or downgraded her F rated layout mount to E rated back pike.

Harsh, isn't it?

Written by Gigi Farid

Photo by Silvia Vatteroni

Three elements were submitted and successfully performed in 2016. Gymnasts need to submit and compete their skill at Olympics, Worlds or Youth Olympic Games in order to have it named after them. However, that year FIG made an exception and accepted to add a skill and have it named after a gymnast at the Test Event.

Gymnast: Dora Vulcan
Country: Romania 
Skill Split jump with 1/2 turn to the ring
Rating: C

Gymnast: Marisa Dick 
Country: Trinidad and Tobago
Skill Mount change leg leap to free cross split with half turn- diagonal approach to beam 
Rating: - (we could not find the rating of this skill, however the version of the skill without half turn is rated a C hence this might have received a D rating)

Gymnast: Houry Gebeshian
Country: Armenia 
Skill Hecht jump (legs together) with hand repulsion and 1/1 turn (360°) over LB to hang on HB
Rating: D

See skills added to the CoP in 2013, 2014 and 2015

By Gigi Farid

Photo by Silvia Vatteroni

This is our third understanding the 2017-2020 CoP article where we will explain the changes on floor exercise. If you missed out on our first two articles, you can click here for our first article which was on balance beam and here for our second one which was on uneven bars.

Before we explain to you the specific changes on floor exercise. We'd like to mention these two very important new rules.

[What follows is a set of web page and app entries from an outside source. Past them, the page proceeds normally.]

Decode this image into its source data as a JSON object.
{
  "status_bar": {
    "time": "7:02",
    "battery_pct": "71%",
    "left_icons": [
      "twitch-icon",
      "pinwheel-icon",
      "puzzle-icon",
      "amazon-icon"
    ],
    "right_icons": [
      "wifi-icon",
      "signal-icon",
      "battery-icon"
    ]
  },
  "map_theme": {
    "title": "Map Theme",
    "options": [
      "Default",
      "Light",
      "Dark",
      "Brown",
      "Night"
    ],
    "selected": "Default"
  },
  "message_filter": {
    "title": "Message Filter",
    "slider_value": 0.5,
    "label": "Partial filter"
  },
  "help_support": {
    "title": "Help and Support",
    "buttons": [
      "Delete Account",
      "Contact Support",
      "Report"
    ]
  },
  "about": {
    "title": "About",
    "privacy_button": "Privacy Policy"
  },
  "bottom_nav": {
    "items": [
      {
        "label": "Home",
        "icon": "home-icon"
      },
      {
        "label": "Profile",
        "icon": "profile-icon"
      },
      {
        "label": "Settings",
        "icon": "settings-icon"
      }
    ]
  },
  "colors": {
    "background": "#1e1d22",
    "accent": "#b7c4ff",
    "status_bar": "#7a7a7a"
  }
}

Please note that these rules are a general one not on a certain event. However, we chose to mention it here since floor exercise will be the only apparatus to be affected by it.

First: The FIG has put a maximum number of turns:

for turns with leg below horizontal, the maximum number is four

any other turns with different leg positions, the maximum number is three (Like: Y turns, L turns, wolf turns)

Split/straddle leaps and jumps, the maximum number of turns is one and a half

Complex leaps, the maximum number of turns is one

If a gymnast competed a quintuple turn, the judges will consider it quadruple. Personally, I don't like this, the sky should always be the limit. The FIG does not like having gymnasts build up their difficulty score by doing dance skills. But the difficulty of dance elements is already capped at an E, hence, it doesn't make any sense for them to put a limit to it. The only reason for gymnasts to compete more difficult turns is to have it named after them, thanks to the FIG that would not be happening. 

Second: Gymnasts can a connect a turn to the same exact one and be awarded for double difficulty (leg below horizontal are excluded). For example: a double Y turn to a double Y turn.

Just like uneven bars and balance beam, the composition requirements is down by one which means gymnasts are not required to do a D or more rated dismount (last tumbling pass)

The changes made specifically on floor exercise:

One of the four composition requirements has been modified: gymnasts should do backward and forward/sideward salto (NO AERIALS) in an acro line.  So what does that mean exactly?

Gymnasts are required to do backward salto, like for example full in tuck:

and forward salto, like:

In past the quads, gymnasts who had difficulty in competing forward tumbling, included a simple forward aerial or a side somi in their floor routines to fulfill the requirement of doing a forward/sideward salto. 

However, the FIG is fed up with this and wants gymnast to include the forward salto in a tumbling pass, like:

The deduction of standing on two feet in the corner more than once is gone.

The switch leaps half 

is considered the same skill as Johnson 1/2 

which means that a gymnast cannot include those two skills in her routine and expect to receive difficulty value for each. The same goes with switch leap 1/1 and Johnson 1/1.

You can click here for more.

Arabian double salto stretched has been upgraded from a G to an H. 

 Written by Gigi Farid